▶ _The problem_
Provide the material again, with every line intact and exact.

Segment Open

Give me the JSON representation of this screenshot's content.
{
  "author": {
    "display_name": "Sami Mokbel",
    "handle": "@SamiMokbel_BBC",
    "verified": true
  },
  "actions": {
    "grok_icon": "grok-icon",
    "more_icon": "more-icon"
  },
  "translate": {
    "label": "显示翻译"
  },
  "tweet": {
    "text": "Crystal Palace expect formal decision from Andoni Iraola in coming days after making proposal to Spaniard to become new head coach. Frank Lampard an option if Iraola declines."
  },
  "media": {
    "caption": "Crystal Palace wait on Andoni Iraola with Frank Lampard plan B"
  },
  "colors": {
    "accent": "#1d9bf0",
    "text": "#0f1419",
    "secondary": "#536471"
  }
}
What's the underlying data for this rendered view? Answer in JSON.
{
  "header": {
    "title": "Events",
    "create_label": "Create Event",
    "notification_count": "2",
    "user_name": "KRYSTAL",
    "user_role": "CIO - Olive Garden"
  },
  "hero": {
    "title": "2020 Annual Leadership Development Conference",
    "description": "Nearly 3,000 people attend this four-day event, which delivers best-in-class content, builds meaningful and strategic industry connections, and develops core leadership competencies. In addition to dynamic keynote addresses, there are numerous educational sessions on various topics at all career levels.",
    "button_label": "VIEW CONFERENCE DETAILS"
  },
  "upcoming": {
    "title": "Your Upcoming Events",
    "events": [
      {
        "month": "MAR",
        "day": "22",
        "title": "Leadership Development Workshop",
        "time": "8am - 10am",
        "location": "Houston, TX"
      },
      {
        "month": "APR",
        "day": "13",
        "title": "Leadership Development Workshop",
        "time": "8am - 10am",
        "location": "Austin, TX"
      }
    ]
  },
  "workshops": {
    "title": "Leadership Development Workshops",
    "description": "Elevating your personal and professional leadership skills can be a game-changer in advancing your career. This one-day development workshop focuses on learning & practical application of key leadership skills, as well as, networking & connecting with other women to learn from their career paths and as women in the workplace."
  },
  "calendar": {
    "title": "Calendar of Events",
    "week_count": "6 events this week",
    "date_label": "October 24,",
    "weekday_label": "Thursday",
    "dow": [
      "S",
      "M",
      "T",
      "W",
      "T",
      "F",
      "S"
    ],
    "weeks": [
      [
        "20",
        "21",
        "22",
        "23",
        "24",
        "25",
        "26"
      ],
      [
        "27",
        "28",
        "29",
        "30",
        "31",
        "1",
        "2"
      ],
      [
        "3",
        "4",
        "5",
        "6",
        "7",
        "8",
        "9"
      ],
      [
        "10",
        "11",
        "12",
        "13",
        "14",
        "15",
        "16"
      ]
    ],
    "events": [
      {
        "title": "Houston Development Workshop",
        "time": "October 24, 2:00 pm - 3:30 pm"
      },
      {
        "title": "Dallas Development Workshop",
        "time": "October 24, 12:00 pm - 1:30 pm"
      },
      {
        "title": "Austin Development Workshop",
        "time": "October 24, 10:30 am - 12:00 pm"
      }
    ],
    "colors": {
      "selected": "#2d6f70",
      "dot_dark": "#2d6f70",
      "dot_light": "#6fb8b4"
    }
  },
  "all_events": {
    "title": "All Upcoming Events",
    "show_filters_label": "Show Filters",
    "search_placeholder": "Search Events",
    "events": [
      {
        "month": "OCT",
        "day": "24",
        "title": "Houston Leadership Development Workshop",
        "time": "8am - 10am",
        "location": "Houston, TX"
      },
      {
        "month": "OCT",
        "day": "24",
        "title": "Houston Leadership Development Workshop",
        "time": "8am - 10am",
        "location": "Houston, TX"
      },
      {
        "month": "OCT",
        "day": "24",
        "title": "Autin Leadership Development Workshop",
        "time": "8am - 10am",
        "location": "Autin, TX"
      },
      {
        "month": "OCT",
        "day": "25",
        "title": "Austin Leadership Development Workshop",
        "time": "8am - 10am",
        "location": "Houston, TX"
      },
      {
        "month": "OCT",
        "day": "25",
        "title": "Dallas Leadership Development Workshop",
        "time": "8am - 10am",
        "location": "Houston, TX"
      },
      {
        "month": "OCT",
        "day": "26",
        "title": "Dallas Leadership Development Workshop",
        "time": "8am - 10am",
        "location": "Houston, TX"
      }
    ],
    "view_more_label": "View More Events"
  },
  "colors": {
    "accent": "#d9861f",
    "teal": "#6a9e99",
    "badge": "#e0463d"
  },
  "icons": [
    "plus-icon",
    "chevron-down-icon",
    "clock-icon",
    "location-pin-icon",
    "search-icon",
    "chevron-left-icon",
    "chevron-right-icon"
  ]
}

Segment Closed

▶ _Completed task_
Give me the JSON representation of this screenshot's content.
{
  "author": {
    "display_name": "Sami Mokbel",
    "handle": "@SamiMokbel_BBC",
    "verified": true
  },
  "actions": {
    "grok_icon": "grok-icon",
    "more_icon": "more-icon"
  },
  "translate": {
    "label": "显示翻译"
  },
  "tweet": {
    "text": "Crystal Palace expect formal decision from Andoni Iraola in coming days after making proposal to Spaniard to become new head coach. Frank Lampard an option if Iraola declines."
  },
  "media": {
    "caption": "Crystal Palace wait on Andoni Iraola with Frank Lampard plan B"
  },
  "colors": {
    "accent": "#1d9bf0",
    "text": "#0f1419",
    "secondary": "#536471"
  }
}
What's the underlying data for this rendered view? Answer in JSON.
{
  "header": {
    "title": "Events",
    "create_label": "Create Event",
    "notification_count": "2",
    "user_name": "KRYSTAL",
    "user_role": "CIO - Olive Garden"
  },
  "hero": {
    "title": "2020 Annual Leadership Development Conference",
    "description": "Nearly 3,000 people attend this four-day event, which delivers best-in-class content, builds meaningful and strategic industry connections, and develops core leadership competencies. In addition to dynamic keynote addresses, there are numerous educational sessions on various topics at all career levels.",
    "button_label": "VIEW CONFERENCE DETAILS"
  },
  "upcoming": {
    "title": "Your Upcoming Events",
    "events": [
      {
        "month": "MAR",
        "day": "22",
        "title": "Leadership Development Workshop",
        "time": "8am - 10am",
        "location": "Houston, TX"
      },
      {
        "month": "APR",
        "day": "13",
        "title": "Leadership Development Workshop",
        "time": "8am - 10am",
        "location": "Austin, TX"
      }
    ]
  },
  "workshops": {
    "title": "Leadership Development Workshops",
    "description": "Elevating your personal and professional leadership skills can be a game-changer in advancing your career. This one-day development workshop focuses on learning & practical application of key leadership skills, as well as, networking & connecting with other women to learn from their career paths and as women in the workplace."
  },
  "calendar": {
    "title": "Calendar of Events",
    "week_count": "6 events this week",
    "date_label": "October 24,",
    "weekday_label": "Thursday",
    "dow": [
      "S",
      "M",
      "T",
      "W",
      "T",
      "F",
      "S"
    ],
    "weeks": [
      [
        "20",
        "21",
        "22",
        "23",
        "24",
        "25",
        "26"
      ],
      [
        "27",
        "28",
        "29",
        "30",
        "31",
        "1",
        "2"
      ],
      [
        "3",
        "4",
        "5",
        "6",
        "7",
        "8",
        "9"
      ],
      [
        "10",
        "11",
        "12",
        "13",
        "14",
        "15",
        "16"
      ]
    ],
    "events": [
      {
        "title": "Houston Development Workshop",
        "time": "October 24, 2:00 pm - 3:30 pm"
      },
      {
        "title": "Dallas Development Workshop",
        "time": "October 24, 12:00 pm - 1:30 pm"
      },
      {
        "title": "Austin Development Workshop",
        "time": "October 24, 10:30 am - 12:00 pm"
      }
    ],
    "colors": {
      "selected": "#2d6f70",
      "dot_dark": "#2d6f70",
      "dot_light": "#6fb8b4"
    }
  },
  "all_events": {
    "title": "All Upcoming Events",
    "show_filters_label": "Show Filters",
    "search_placeholder": "Search Events",
    "events": [
      {
        "month": "OCT",
        "day": "24",
        "title": "Houston Leadership Development Workshop",
        "time": "8am - 10am",
        "location": "Houston, TX"
      },
      {
        "month": "OCT",
        "day": "24",
        "title": "Houston Leadership Development Workshop",
        "time": "8am - 10am",
        "location": "Houston, TX"
      },
      {
        "month": "OCT",
        "day": "24",
        "title": "Autin Leadership Development Workshop",
        "time": "8am - 10am",
        "location": "Autin, TX"
      },
      {
        "month": "OCT",
        "day": "25",
        "title": "Austin Leadership Development Workshop",
        "time": "8am - 10am",
        "location": "Houston, TX"
      },
      {
        "month": "OCT",
        "day": "25",
        "title": "Dallas Leadership Development Workshop",
        "time": "8am - 10am",
        "location": "Houston, TX"
      },
      {
        "month": "OCT",
        "day": "26",
        "title": "Dallas Leadership Development Workshop",
        "time": "8am - 10am",
        "location": "Houston, TX"
      }
    ],
    "view_more_label": "View More Events"
  },
  "colors": {
    "accent": "#d9861f",
    "teal": "#6a9e99",
    "badge": "#e0463d"
  },
  "icons": [
    "plus-icon",
    "chevron-down-icon",
    "clock-icon",
    "location-pin-icon",
    "search-icon",
    "chevron-left-icon",
    "chevron-right-icon"
  ]
}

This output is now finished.